  2. ^ Playing Against Aggro by Jeff Cunningham
  3. ^ Arcane Teachings - Project Hollywood by Tom Lapille
  4. ^ Deconstructing Constructed: Processing the Process by Josh Silvestri
  5. ^ Your First Aggro Deck by Billy Moreno
  6. ^ We've Got the Beatdown by Mark Rosewater
  7. ^ Cite error: The named reference Aggro.2C_Stuid.2C_and_Control was invoked but never defined (see the help page).
  8. ^ Playing White Weenie In Vintage by Pedro Godinho
  9. ^ The Daffinitive Affinity Guide by Mark Young
  11. ^ Famous Red Decks in Magic History by Alex Shvartsman
  12. ^ Vintage on a Budget: Suicide Black 2K9 by Stephen Menendian
  13. ^ Playing Against Control by Jeff Cunningham
  14. ^ Your First Control Deck by Ben Rubin
  15. ^ The Anatomy of Vintage Tezzeret by Stephen Menendian
  16. ^ Standardizing Standard: Mono Blue Control by HKKID

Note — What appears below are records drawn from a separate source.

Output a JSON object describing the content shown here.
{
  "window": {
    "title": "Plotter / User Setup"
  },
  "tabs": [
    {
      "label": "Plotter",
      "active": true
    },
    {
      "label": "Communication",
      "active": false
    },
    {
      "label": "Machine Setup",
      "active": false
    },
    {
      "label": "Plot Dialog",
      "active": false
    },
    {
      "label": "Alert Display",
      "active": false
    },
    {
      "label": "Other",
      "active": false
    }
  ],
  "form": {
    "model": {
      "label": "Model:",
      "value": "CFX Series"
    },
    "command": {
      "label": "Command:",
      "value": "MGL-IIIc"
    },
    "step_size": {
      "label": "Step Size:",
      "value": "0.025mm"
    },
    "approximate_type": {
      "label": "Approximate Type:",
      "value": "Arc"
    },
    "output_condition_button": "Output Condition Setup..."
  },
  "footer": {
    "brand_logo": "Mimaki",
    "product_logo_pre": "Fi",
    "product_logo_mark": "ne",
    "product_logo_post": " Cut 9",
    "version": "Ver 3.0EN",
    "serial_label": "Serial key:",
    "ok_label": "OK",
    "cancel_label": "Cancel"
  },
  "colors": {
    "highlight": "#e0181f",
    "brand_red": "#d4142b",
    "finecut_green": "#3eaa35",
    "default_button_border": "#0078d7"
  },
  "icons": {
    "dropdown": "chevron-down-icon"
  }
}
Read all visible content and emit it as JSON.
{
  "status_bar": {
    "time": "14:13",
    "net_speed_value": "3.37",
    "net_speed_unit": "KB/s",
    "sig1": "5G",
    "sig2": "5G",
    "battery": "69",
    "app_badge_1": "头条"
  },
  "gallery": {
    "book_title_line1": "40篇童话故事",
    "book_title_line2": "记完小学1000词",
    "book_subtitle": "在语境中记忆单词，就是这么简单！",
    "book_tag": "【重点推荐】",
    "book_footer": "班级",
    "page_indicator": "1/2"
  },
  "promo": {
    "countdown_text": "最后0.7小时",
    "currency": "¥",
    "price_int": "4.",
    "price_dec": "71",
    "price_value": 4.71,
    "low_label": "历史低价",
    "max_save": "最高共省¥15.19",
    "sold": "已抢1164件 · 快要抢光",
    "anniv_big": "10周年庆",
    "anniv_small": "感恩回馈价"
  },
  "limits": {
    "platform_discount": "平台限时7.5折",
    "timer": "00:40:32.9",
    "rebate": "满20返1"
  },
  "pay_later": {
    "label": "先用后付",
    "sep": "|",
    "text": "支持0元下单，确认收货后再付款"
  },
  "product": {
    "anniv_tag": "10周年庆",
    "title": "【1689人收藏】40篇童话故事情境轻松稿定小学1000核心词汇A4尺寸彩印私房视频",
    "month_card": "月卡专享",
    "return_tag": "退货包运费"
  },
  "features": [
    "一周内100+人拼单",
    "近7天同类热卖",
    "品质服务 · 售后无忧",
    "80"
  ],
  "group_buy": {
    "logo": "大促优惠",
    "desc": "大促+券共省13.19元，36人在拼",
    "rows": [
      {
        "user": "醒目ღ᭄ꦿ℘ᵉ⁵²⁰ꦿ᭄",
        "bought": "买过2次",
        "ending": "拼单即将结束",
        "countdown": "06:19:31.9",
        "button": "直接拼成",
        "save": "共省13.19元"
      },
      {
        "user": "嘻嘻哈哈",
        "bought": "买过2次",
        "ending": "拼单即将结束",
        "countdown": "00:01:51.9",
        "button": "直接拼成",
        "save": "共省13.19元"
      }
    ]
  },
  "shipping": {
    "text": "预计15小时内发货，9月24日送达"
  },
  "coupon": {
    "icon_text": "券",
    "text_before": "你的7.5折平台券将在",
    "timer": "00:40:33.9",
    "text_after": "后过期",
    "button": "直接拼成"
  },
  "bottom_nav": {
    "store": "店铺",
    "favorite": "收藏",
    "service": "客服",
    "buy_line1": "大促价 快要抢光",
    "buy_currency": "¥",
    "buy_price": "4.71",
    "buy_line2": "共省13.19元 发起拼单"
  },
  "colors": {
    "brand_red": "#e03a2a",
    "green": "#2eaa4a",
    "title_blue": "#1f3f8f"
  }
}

  17. ^ Chicago-Style U/W Control by Zvi Mowshowitz
  18. ^ Giant-Sized Regionals Primer: Psychatog by Mike Flores
  19. ^ Astral Slide in the New Standard by Gabe Walls
  20. ^ The Power of the Dark Side by The Ferrett
  21. ^ You CAN Play Type I #17: The Control Player's Bible, Part I by Oscar Tan
  22. ^ The Perfect Storm by Stephen Menendian
  23. ^ Painters, Grindstones, and Blasts, Oh My! by JACO
  24. ^ a b c d The 2010 Guide to Vintage by Stephen Menendian
  25. ^ The Ultimate Vintage Primer by Stephen Menendian
  26. ^ The Steel City Vault Deck Unleashed by Brian DeMars
  27. ^ Busting Cthulhu Out of Dark Depths by Doug Linn
  28. ^ Naya Lightsaber
  29. ^ [1]
  30. ^ The Guide To Vintage’s Landscape – Attacking The Red Zone by Mark Hornung
  31. ^ The Guide To Vintage’s Landscape – All Things that Gush by Mark Hornung
  32. ^ [2]
  33. ^ Deconstructing Stasis by Brian David-Marshall
  34. ^ How to Play Control Slaver Now by Brian DeMars
  35. ^ Drain Tendrils: Staying Ahead of the Curve by Codi Vinci
  36. ^ Chaining Goblins by Paul Sottosanti
  37. ^ Deconstructing Fires by Brian David-Marshall
  38. ^ Crushing Vintage Without Power Nine: The Manaless Ichorid Primer by Stephen Menendian
  39. ^ Picking Brains – The Past, Present, And Future Of Zombie Nation by Mark Hornung
  40. ^ Gardening In Vintage: How To Gro-A-Tog And Clip A Lotus by Stephen Menendian and Paul Mastriano
  41. ^ a b c Ah Yes. Very Standard. by Zac Hill